— Your objective —
The copy must match the data word for word and contain no pictures.

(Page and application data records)
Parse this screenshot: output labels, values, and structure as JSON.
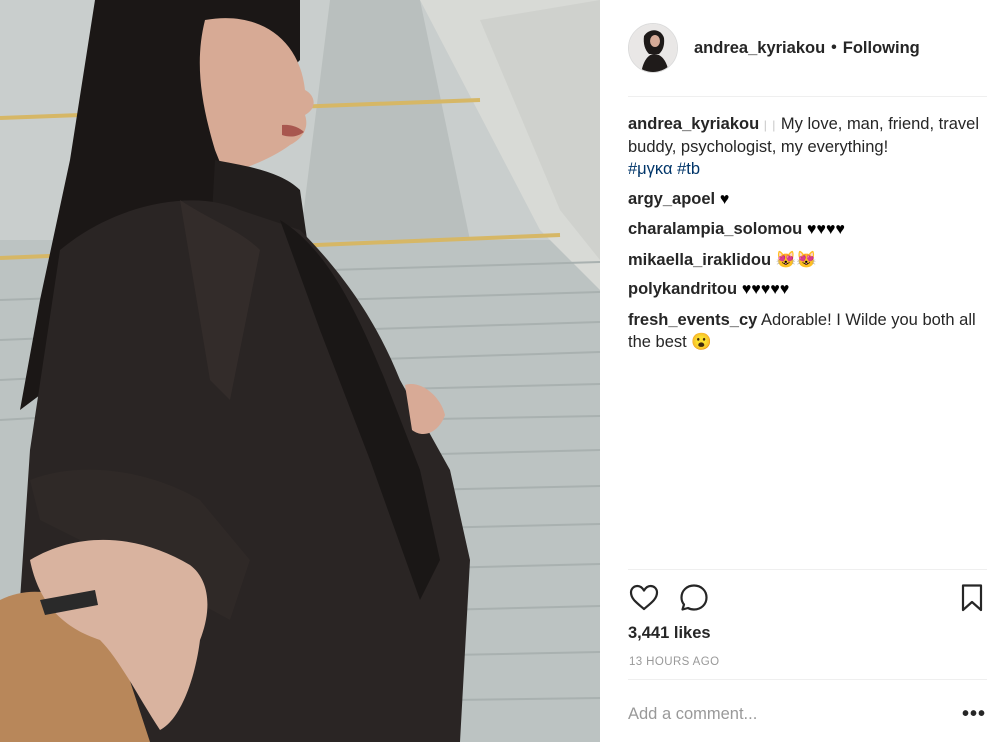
{
  "post": {
    "author": "andrea_kyriakou",
    "separator": "•",
    "follow_status": "Following",
    "photo_alt": "Woman in black coat on stairs, holding hand"
  },
  "comments": [
    {
      "user": "andrea_kyriakou",
      "prefix": "| |",
      "text": "My love, man, friend, travel buddy, psychologist, my everything!",
      "tags": [
        "#μγκα",
        "#tb"
      ]
    },
    {
      "user": "argy_apoel",
      "text": "♥"
    },
    {
      "user": "charalampia_solomou",
      "text": "♥♥♥♥"
    },
    {
      "user": "mikaella_iraklidou",
      "text": "😻😻"
    },
    {
      "user": "polykandritou",
      "text": "♥♥♥♥♥"
    },
    {
      "user": "fresh_events_cy",
      "text": "Adorable! I Wilde you both all the best 😮"
    }
  ],
  "actions": {
    "like_icon": "heart-outline-icon",
    "comment_icon": "speech-bubble-icon",
    "save_icon": "bookmark-icon"
  },
  "likes_label": "3,441 likes",
  "time_ago": "13 HOURS AGO",
  "add_comment_placeholder": "Add a comment...",
  "more_label": "•••",
  "colors": {
    "text": "#262626",
    "hashtag": "#003569",
    "muted": "#999999",
    "divider": "#efefef"
  }
}
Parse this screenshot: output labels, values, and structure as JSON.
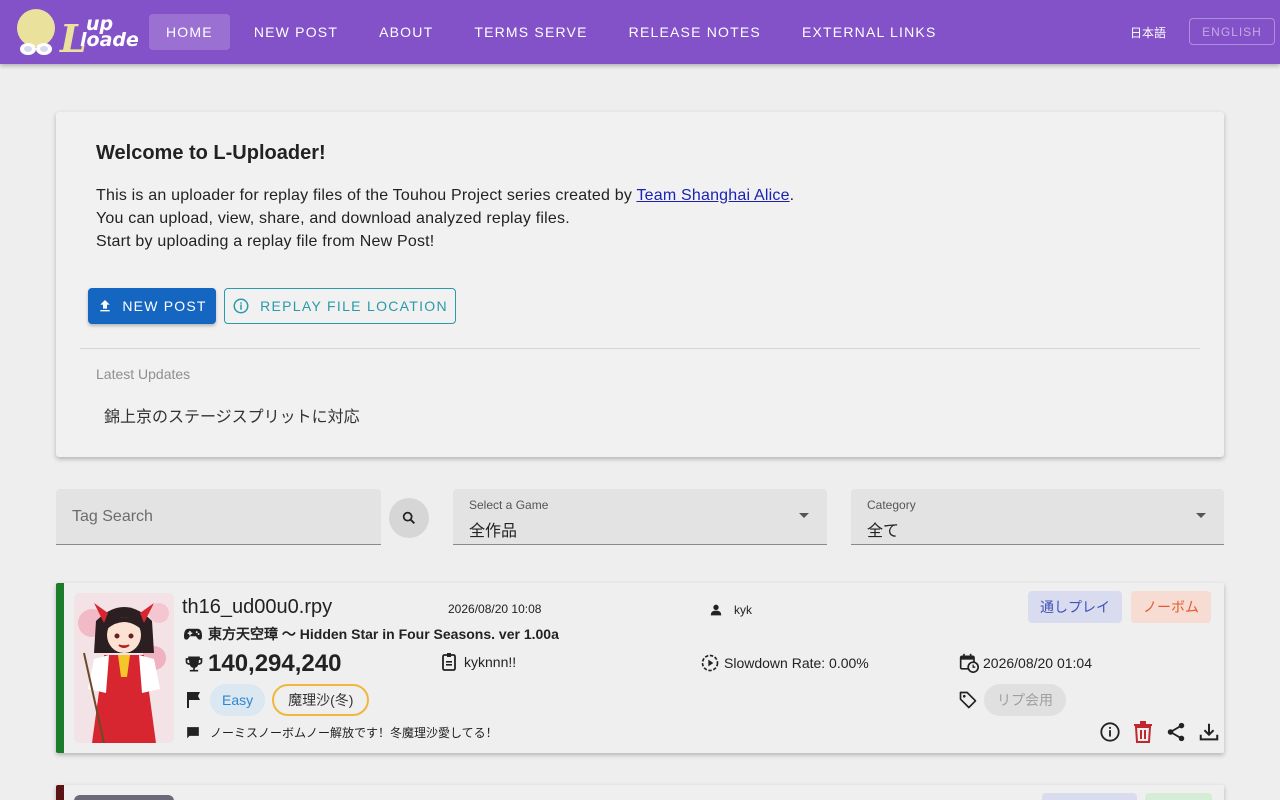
{
  "header": {
    "logo_text": "up Loader",
    "nav": [
      {
        "label": "HOME",
        "active": true
      },
      {
        "label": "NEW POST",
        "active": false
      },
      {
        "label": "ABOUT",
        "active": false
      },
      {
        "label": "TERMS SERVE",
        "active": false
      },
      {
        "label": "RELEASE NOTES",
        "active": false
      },
      {
        "label": "EXTERNAL LINKS",
        "active": false
      }
    ],
    "lang_ja": "日本語",
    "lang_en": "ENGLISH"
  },
  "welcome": {
    "title": "Welcome to L-Uploader!",
    "line1_prefix": "This is an uploader for replay files of the Touhou Project series created by ",
    "line1_link": "Team Shanghai Alice",
    "line1_suffix": ".",
    "line2": "You can upload, view, share, and download analyzed replay files.",
    "line3": "Start by uploading a replay file from New Post!",
    "new_post_button": "NEW POST",
    "replay_location_button": "REPLAY FILE LOCATION",
    "updates_label": "Latest Updates",
    "updates": [
      "錦上京のステージスプリットに対応"
    ]
  },
  "filters": {
    "tag_search_placeholder": "Tag Search",
    "game_label": "Select a Game",
    "game_value": "全作品",
    "category_label": "Category",
    "category_value": "全て"
  },
  "replays": [
    {
      "filename": "th16_ud00u0.rpy",
      "posted_at": "2026/08/20 10:08",
      "poster": "kyk",
      "category": "通しプレイ",
      "nobomb": "ノーボム",
      "game": "東方天空璋 〜 Hidden Star in Four Seasons. ver 1.00a",
      "score": "140,294,240",
      "player": "kyknnn!!",
      "slowdown": "Slowdown Rate: 0.00%",
      "played_at": "2026/08/20 01:04",
      "difficulty": "Easy",
      "character": "魔理沙(冬)",
      "tag": "リプ会用",
      "comment": "ノーミスノーボムノー解放です！冬魔理沙愛してる！"
    }
  ],
  "colors": {
    "header": "#8452c8",
    "primary_button": "#1566c0",
    "outline_button": "#2a9aa8",
    "card_stripe_1": "#1b7d2a",
    "card_stripe_2": "#5b1414",
    "delete_icon": "#c0282d"
  }
}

— Finished task —
Parse this screenshot: output labels, values, and structure as JSON.
{
  "post": {
    "author": "andrea_kyriakou",
    "separator": "•",
    "follow_status": "Following",
    "photo_alt": "Woman in black coat on stairs, holding hand"
  },
  "comments": [
    {
      "user": "andrea_kyriakou",
      "prefix": "| |",
      "text": "My love, man, friend, travel buddy, psychologist, my everything!",
      "tags": [
        "#μγκα",
        "#tb"
      ]
    },
    {
      "user": "argy_apoel",
      "text": "♥"
    },
    {
      "user": "charalampia_solomou",
      "text": "♥♥♥♥"
    },
    {
      "user": "mikaella_iraklidou",
      "text": "😻😻"
    },
    {
      "user": "polykandritou",
      "text": "♥♥♥♥♥"
    },
    {
      "user": "fresh_events_cy",
      "text": "Adorable! I Wilde you both all the best 😮"
    }
  ],
  "actions": {
    "like_icon": "heart-outline-icon",
    "comment_icon": "speech-bubble-icon",
    "save_icon": "bookmark-icon"
  },
  "likes_label": "3,441 likes",
  "time_ago": "13 HOURS AGO",
  "add_comment_placeholder": "Add a comment...",
  "more_label": "•••",
  "colors": {
    "text": "#262626",
    "hashtag": "#003569",
    "muted": "#999999",
    "divider": "#efefef"
  }
}
Parse this screenshot: output labels, values, and structure as JSON.
{
  "header": {
    "logo_text": "up Loader",
    "nav": [
      {
        "label": "HOME",
        "active": true
      },
      {
        "label": "NEW POST",
        "active": false
      },
      {
        "label": "ABOUT",
        "active": false
      },
      {
        "label": "TERMS SERVE",
        "active": false
      },
      {
        "label": "RELEASE NOTES",
        "active": false
      },
      {
        "label": "EXTERNAL LINKS",
        "active": false
      }
    ],
    "lang_ja": "日本語",
    "lang_en": "ENGLISH"
  },
  "welcome": {
    "title": "Welcome to L-Uploader!",
    "line1_prefix": "This is an uploader for replay files of the Touhou Project series created by ",
    "line1_link": "Team Shanghai Alice",
    "line1_suffix": ".",
    "line2": "You can upload, view, share, and download analyzed replay files.",
    "line3": "Start by uploading a replay file from New Post!",
    "new_post_button": "NEW POST",
    "replay_location_button": "REPLAY FILE LOCATION",
    "updates_label": "Latest Updates",
    "updates": [
      "錦上京のステージスプリットに対応"
    ]
  },
  "filters": {
    "tag_search_placeholder": "Tag Search",
    "game_label": "Select a Game",
    "game_value": "全作品",
    "category_label": "Category",
    "category_value": "全て"
  },
  "replays": [
    {
      "filename": "th16_ud00u0.rpy",
      "posted_at": "2026/08/20 10:08",
      "poster": "kyk",
      "category": "通しプレイ",
      "nobomb": "ノーボム",
      "game": "東方天空璋 〜 Hidden Star in Four Seasons. ver 1.00a",
      "score": "140,294,240",
      "player": "kyknnn!!",
      "slowdown": "Slowdown Rate: 0.00%",
      "played_at": "2026/08/20 01:04",
      "difficulty": "Easy",
      "character": "魔理沙(冬)",
      "tag": "リプ会用",
      "comment": "ノーミスノーボムノー解放です！冬魔理沙愛してる！"
    }
  ],
  "colors": {
    "header": "#8452c8",
    "primary_button": "#1566c0",
    "outline_button": "#2a9aa8",
    "card_stripe_1": "#1b7d2a",
    "card_stripe_2": "#5b1414",
    "delete_icon": "#c0282d"
  }
}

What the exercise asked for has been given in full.